◆ **Problem**:
The whole listing should come back exactly as written, except for the pictures.

◆ **The data**:
=======
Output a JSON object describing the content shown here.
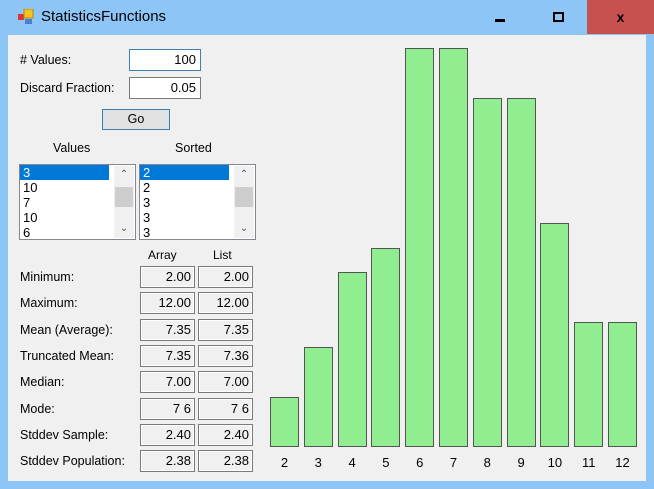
{
  "window": {
    "title": "StatisticsFunctions",
    "minimize": "▁",
    "maximize": "▢",
    "close": "✕"
  },
  "inputs": {
    "num_values_label": "# Values:",
    "num_values": "100",
    "discard_label": "Discard Fraction:",
    "discard": "0.05",
    "go_label": "Go"
  },
  "lists": {
    "values_label": "Values",
    "values": [
      "3",
      "10",
      "7",
      "10",
      "6"
    ],
    "sorted_label": "Sorted",
    "sorted": [
      "2",
      "2",
      "3",
      "3",
      "3"
    ]
  },
  "stats": {
    "array_header": "Array",
    "list_header": "List",
    "rows": [
      {
        "label": "Minimum:",
        "array": "2.00",
        "list": "2.00"
      },
      {
        "label": "Maximum:",
        "array": "12.00",
        "list": "12.00"
      },
      {
        "label": "Mean (Average):",
        "array": "7.35",
        "list": "7.35"
      },
      {
        "label": "Truncated Mean:",
        "array": "7.35",
        "list": "7.36"
      },
      {
        "label": "Median:",
        "array": "7.00",
        "list": "7.00"
      },
      {
        "label": "Mode:",
        "array": "7 6",
        "list": "7 6"
      },
      {
        "label": "Stddev Sample:",
        "array": "2.40",
        "list": "2.40"
      },
      {
        "label": "Stddev Population:",
        "array": "2.38",
        "list": "2.38"
      }
    ]
  },
  "chart_data": {
    "type": "bar",
    "categories": [
      "2",
      "3",
      "4",
      "5",
      "6",
      "7",
      "8",
      "9",
      "10",
      "11",
      "12"
    ],
    "values": [
      2,
      4,
      7,
      8,
      16,
      16,
      14,
      14,
      9,
      5,
      5
    ],
    "ylim": [
      0,
      16
    ],
    "bar_color": "#90ee90"
  }
}
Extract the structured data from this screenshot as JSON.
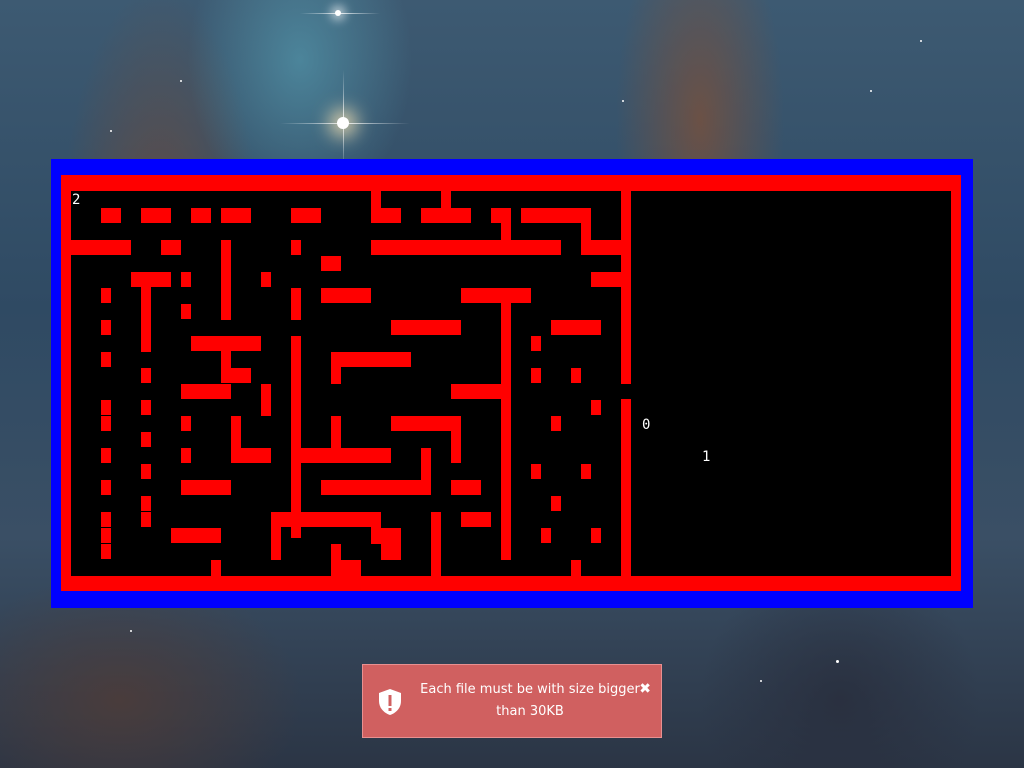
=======
◆ **Completed exercise**:
Output a JSON object describing the content shown here.
{
  "window": {
    "title": "StatisticsFunctions",
    "minimize": "▁",
    "maximize": "▢",
    "close": "✕"
  },
  "inputs": {
    "num_values_label": "# Values:",
    "num_values": "100",
    "discard_label": "Discard Fraction:",
    "discard": "0.05",
    "go_label": "Go"
  },
  "lists": {
    "values_label": "Values",
    "values": [
      "3",
      "10",
      "7",
      "10",
      "6"
    ],
    "sorted_label": "Sorted",
    "sorted": [
      "2",
      "2",
      "3",
      "3",
      "3"
    ]
  },
  "stats": {
    "array_header": "Array",
    "list_header": "List",
    "rows": [
      {
        "label": "Minimum:",
        "array": "2.00",
        "list": "2.00"
      },
      {
        "label": "Maximum:",
        "array": "12.00",
        "list": "12.00"
      },
      {
        "label": "Mean (Average):",
        "array": "7.35",
        "list": "7.35"
      },
      {
        "label": "Truncated Mean:",
        "array": "7.35",
        "list": "7.36"
      },
      {
        "label": "Median:",
        "array": "7.00",
        "list": "7.00"
      },
      {
        "label": "Mode:",
        "array": "7 6",
        "list": "7 6"
      },
      {
        "label": "Stddev Sample:",
        "array": "2.40",
        "list": "2.40"
      },
      {
        "label": "Stddev Population:",
        "array": "2.38",
        "list": "2.38"
      }
    ]
  },
  "chart_data": {
    "type": "bar",
    "categories": [
      "2",
      "3",
      "4",
      "5",
      "6",
      "7",
      "8",
      "9",
      "10",
      "11",
      "12"
    ],
    "values": [
      2,
      4,
      7,
      8,
      16,
      16,
      14,
      14,
      9,
      5,
      5
    ],
    "ylim": [
      0,
      16
    ],
    "bar_color": "#90ee90"
  }
}
Extract the structured data from this screenshot as JSON.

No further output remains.